For things that you need there is Free Cycle across the country. In Cobb county, you join freecycle Cobb. You have to join online and then donate something; then you can ask for things that you need.
Also available - you can list items for trade or barter on craigslist or place listing for items you need and what you will trade or that you are looking to buy it reasonably.
* Find out what assets that you have and what they are worth. It might not be advisable to redeem them because you lose money and won't have them later if you need them. However, what you need to do now, you will do; and, you are capable of working with your assets in the best way possible.
Between couples whose finances are intertwined - all these matters need to be considered jointly and openly with one another throughout the process. What you sell affects others in your family - be open about it and why.
9. As a last resort -
If you can get SSI, there is less government involvement in your life than having to go through a case worker at social services. Food stamps might also be available for your situation, usually through family and children services even if you are a single person.
Sometimes there is an unearned tax refund. Check with IRS. If there is money available take advantage of it. If you paid taxes and are due a refund, make sure that you file the proper forms and get that to which you are entitled.
If you are raising grandchildren you should be able to get kinship care funds.
If you get SSI, the children may also qualify for it.
SSI applications are made through the Social Security Administration office. There is an appeals process that is commonly necessary before receiving it but not always. Application processes take several months.
There are food banks in your community. Expect to take identification and proof of your income or lack thereof, possibly utility bills and rent receipts.
For necessary medicines, some of the pharmaceutical companies are helping with that. Check with your doctor, pharmacist, church, social worker or online by name of manufacturer, name of drug. There is a program for low-cost, sliding scale and possibly free medications for those in need that is being run by the pharmaceutical companies.
Practice this sentence, " Doctor, do you have any samples?"
Wal Mart and some other pharmacies have a list of generic medicines for only $4.00. See if there is a medicine that is on the list that will do the same thing that a more expensive drug would cost and have your doctor prescribe that medicine.
10. Some important notes about where you are now -

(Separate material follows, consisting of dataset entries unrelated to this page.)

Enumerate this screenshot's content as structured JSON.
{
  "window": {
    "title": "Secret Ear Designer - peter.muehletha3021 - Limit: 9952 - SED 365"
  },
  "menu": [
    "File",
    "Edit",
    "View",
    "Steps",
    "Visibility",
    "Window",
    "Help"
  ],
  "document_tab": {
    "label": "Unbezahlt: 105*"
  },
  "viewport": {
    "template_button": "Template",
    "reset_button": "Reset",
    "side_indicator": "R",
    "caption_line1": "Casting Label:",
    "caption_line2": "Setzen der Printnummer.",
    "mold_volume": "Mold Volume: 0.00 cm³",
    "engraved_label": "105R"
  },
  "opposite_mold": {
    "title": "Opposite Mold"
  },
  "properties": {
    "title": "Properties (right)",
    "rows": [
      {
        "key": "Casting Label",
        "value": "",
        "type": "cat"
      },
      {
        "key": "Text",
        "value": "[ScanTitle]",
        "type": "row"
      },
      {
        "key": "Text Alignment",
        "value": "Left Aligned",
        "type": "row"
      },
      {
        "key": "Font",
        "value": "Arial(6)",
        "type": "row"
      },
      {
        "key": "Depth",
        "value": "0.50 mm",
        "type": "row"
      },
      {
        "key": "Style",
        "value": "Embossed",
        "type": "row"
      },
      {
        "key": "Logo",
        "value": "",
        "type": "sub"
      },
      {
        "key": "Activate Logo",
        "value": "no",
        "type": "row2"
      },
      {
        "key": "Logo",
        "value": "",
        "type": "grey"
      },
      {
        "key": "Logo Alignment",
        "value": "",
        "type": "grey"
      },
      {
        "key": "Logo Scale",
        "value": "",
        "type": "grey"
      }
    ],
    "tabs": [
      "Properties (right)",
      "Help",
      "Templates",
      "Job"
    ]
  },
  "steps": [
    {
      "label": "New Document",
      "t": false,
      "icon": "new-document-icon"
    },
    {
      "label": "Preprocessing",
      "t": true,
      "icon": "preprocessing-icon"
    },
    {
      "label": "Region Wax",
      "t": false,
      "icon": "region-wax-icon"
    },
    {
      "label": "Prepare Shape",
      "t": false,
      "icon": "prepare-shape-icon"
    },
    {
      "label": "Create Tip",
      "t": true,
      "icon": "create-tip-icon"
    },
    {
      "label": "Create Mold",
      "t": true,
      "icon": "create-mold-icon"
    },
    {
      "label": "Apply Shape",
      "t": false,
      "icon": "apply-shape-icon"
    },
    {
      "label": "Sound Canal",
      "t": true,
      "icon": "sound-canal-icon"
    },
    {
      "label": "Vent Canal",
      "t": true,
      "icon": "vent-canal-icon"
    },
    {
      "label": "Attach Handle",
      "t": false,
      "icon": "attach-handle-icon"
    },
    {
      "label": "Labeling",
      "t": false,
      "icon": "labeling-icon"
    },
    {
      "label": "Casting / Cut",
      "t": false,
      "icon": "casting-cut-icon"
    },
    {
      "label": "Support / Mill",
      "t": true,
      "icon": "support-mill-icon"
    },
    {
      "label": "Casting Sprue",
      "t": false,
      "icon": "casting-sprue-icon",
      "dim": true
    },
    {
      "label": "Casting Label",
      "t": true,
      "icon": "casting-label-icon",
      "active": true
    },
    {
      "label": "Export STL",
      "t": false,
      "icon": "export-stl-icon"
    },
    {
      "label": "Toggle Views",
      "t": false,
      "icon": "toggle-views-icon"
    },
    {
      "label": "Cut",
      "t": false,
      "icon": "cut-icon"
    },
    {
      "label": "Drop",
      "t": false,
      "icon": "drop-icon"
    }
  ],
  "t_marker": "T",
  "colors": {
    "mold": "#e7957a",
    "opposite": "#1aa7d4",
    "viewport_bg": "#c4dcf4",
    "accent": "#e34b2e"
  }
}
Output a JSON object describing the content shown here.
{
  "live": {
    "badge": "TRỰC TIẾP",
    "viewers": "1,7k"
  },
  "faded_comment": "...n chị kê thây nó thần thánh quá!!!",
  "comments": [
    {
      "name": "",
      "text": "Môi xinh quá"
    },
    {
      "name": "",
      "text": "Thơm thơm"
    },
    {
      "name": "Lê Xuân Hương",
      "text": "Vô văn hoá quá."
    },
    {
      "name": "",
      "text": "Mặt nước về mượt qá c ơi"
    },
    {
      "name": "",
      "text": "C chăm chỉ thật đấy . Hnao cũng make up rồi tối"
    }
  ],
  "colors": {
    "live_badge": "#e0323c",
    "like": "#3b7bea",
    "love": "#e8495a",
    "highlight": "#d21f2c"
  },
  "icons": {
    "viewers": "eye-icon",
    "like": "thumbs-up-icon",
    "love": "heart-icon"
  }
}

* BUYING ON SALE DOES NOT GIVE YOU THE MONEY YOU SAVED!
- Buying on sale does not give you the money you saved unless the item is
critical to your survival and at a price and quantity you can use right now.
* Beans alone are not a sufficient protein source - when you think of
protein for each day - this means, meat, chicken, fish, eggs, beef, pork,
tuna, salmon, etc. They are expensive and without them, you and your family
won't survive the stresses ahead of you. Beans and rice make a complete
protein when eggs, chicken or beef are added to them.
* When you get down - and it seems hopeless - make a list of 25 things you
are grateful for - start the list with this one - write it down:
1. "I am glad we have toilet paper."
If you don't have that, then you're really going to have to think of something to start your list. And, make the list anyway. Then, get on with it because a new world of discovery awaits you and your family as you make this journey. It is a process and each part holds new things to learn, to explore and new possibilities and opportunities. You have the good sense you need - use it.
PRAY. GOD HOLDS THE UNIVERSE IN HIS HANDS, YOU ARE IMPORTANT TO HIM. PRAY And - Take the actions you need to take as intelligently as you can.
Written by Cricket Diane C Phillips and Mom on 3-12-08